Finding a New Purpose for Old Technology: A Conversation with Nick Gentry
By: Erika Streisfield
Many of your materials are sourced by external contributors, including film negatives, VHS cassettes, X-rays, and floppy discs. Why did you choose to work with these items and how is this collaborative effort significant to your artwork?
Art is becoming much more inclusive and collaborative. The renaissance days of having this separate, isolated object are gone. A revolution is happening where the public is now demanding to be included as part of the work, and it’s inspiring to see that artists are now responding to that call. As people we need art to reflect and define who we are, so to fully embrace this notion I have opened up my practice and invited the public to get fully involved by embedding their memories within the work.

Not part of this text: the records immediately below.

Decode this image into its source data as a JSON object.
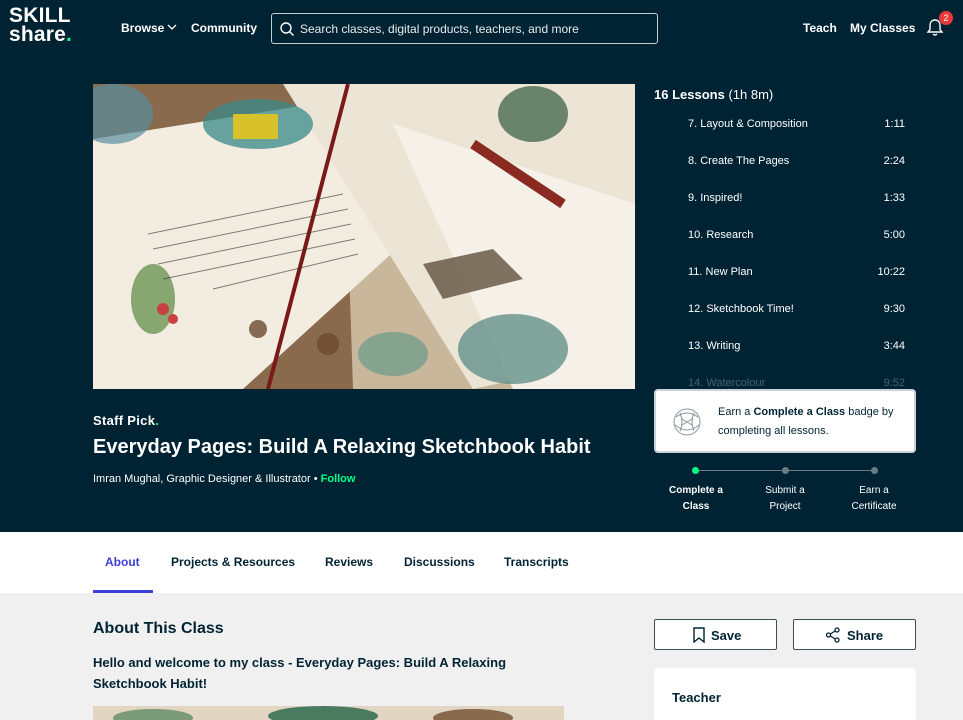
{
  "nav": {
    "logo_top": "SKILL",
    "logo_bottom": "share",
    "browse": "Browse",
    "community": "Community",
    "search_placeholder": "Search classes, digital products, teachers, and more",
    "teach": "Teach",
    "my_classes": "My Classes",
    "notification_count": "2"
  },
  "hero": {
    "staff_pick": "Staff Pick",
    "title": "Everyday Pages: Build A Relaxing Sketchbook Habit",
    "byline": "Imran Mughal, Graphic Designer & Illustrator •",
    "follow": "Follow"
  },
  "lessons": {
    "count_label": "16 Lessons",
    "duration": "(1h 8m)",
    "items": [
      {
        "name": "7.  Layout & Composition",
        "time": "1:11"
      },
      {
        "name": "8.  Create The Pages",
        "time": "2:24"
      },
      {
        "name": "9.  Inspired!",
        "time": "1:33"
      },
      {
        "name": "10.  Research",
        "time": "5:00"
      },
      {
        "name": "11.  New Plan",
        "time": "10:22"
      },
      {
        "name": "12.  Sketchbook Time!",
        "time": "9:30"
      },
      {
        "name": "13.  Writing",
        "time": "3:44"
      },
      {
        "name": "14.  Watercolour",
        "time": "9:52"
      }
    ]
  },
  "earn_badge": {
    "prefix": "Earn a ",
    "bold": "Complete a Class",
    "suffix": " badge by completing all lessons."
  },
  "progress_steps": [
    {
      "line1": "Complete a",
      "line2": "Class"
    },
    {
      "line1": "Submit a",
      "line2": "Project"
    },
    {
      "line1": "Earn a",
      "line2": "Certificate"
    }
  ],
  "tabs": [
    "About",
    "Projects & Resources",
    "Reviews",
    "Discussions",
    "Transcripts"
  ],
  "about": {
    "title": "About This Class",
    "intro": "Hello and welcome to my class - Everyday Pages: Build A Relaxing Sketchbook Habit!"
  },
  "actions": {
    "save": "Save",
    "share": "Share"
  },
  "teacher_card": {
    "title": "Teacher"
  },
  "colors": {
    "navy": "#002333",
    "green": "#00ff84",
    "tab_active": "#3d3fd8",
    "badge": "#e83a3a"
  }
}
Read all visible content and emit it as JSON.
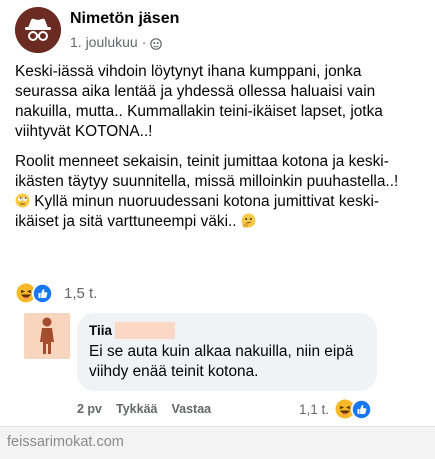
{
  "post": {
    "author": "Nimetön jäsen",
    "date": "1. joulukuu",
    "separator": "·",
    "paragraphs": [
      "Keski-iässä vihdoin löytynyt ihana kumppani, jonka seurassa aika lentää ja yhdessä ollessa haluaisi vain nakuilla, mutta.. Kummallakin teini-ikäiset lapset, jotka viihtyvät KOTONA..!",
      "Roolit menneet sekaisin, teinit jumittaa kotona ja keski-ikästen täytyy suunnitella, missä milloinkin puuhastella..!",
      "Kyllä minun nuoruudessani kotona jumittivat keski-ikäiset ja sitä varttuneempi väki.."
    ],
    "icons": [
      "anonymous-member-icon",
      "globe-icon",
      "eye-roll-emoji-icon",
      "thinking-emoji-icon"
    ],
    "reactions": {
      "count": "1,5 t.",
      "icons": [
        "haha-reaction-icon",
        "like-reaction-icon"
      ]
    }
  },
  "comment": {
    "author": "Tiia",
    "text": "Ei se auta kuin alkaa nakuilla, niin eipä viihdy enää teinit kotona.",
    "time": "2 pv",
    "like_label": "Tykkää",
    "reply_label": "Vastaa",
    "reactions_count": "1,1 t."
  },
  "footer": {
    "site": "feissarimokat.com"
  },
  "colors": {
    "avatar_bg": "#6b2a22",
    "comment_avatar_bg": "#f8d5bd",
    "bubble_bg": "#f0f2f5",
    "meta_text": "#65676b",
    "like_blue": "#1877f2",
    "haha_yellow": "#f7b928"
  }
}
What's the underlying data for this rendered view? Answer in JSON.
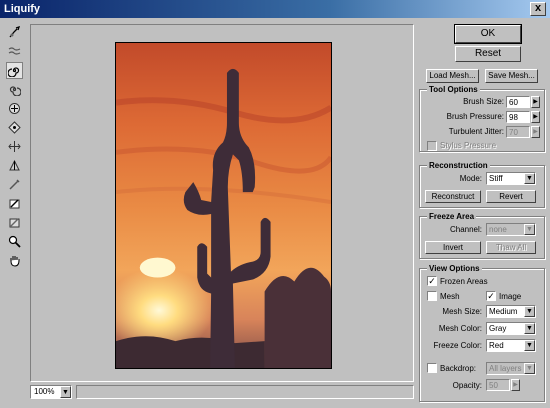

I want people to feel the artwork from the inside out and to be involved from conception (and even far earlier, when you consider that we are dealing with materials with such rich history). I propose that these objects contain a shared energy and stand for something quite remarkable. I resist defining exactly what that is, preferring to leave the viewer to again take part and feel something unique based on their own individual past experiences.
How are your ideas about reality versus the created world reflected in your work?
We are creating and recording our experience of the world with ever greater frequency and detail. The real world is there, but now overlaid with more and more of these digital additions and filters. This augmented reality that we are entering is completely different to the pre-internet and pre-digital photography age that I grew up in. Since those inventions have occurred, I feel it’s my duty as an artist to describe the feeling of this hugely significant shift. Are we currently experiencing the most significant change in human history? It feels incredibly inspiring to be here now to respond to that suggestion.
Credit: Nick Gentry
With technology rapidly changing, will your art encompass these changes? What kind of tech tools or associated materials do you hope to work with in the future (i.e. iPods, Walkmans, video games)?
I don’t project myself too far into the future – I have a hard enough time comprehending the present! I actually find that as experiences occur it then takes time to assimilate those and reflect later on. So really, you could say that I’m using elements of the recent past to reflect the present times. The future is implied of course, but I personally love the fact that it is unknown to us, that element of mystery is inspirational to me.
Imagine it’s the year 2020, what does art look like?
If the predictions of the world come true then we may well be looking to machines to provide us with all forms of culture. We are programming an alternate reality, with superior versions of ourselves in our own image. Hello Art Frankenstein!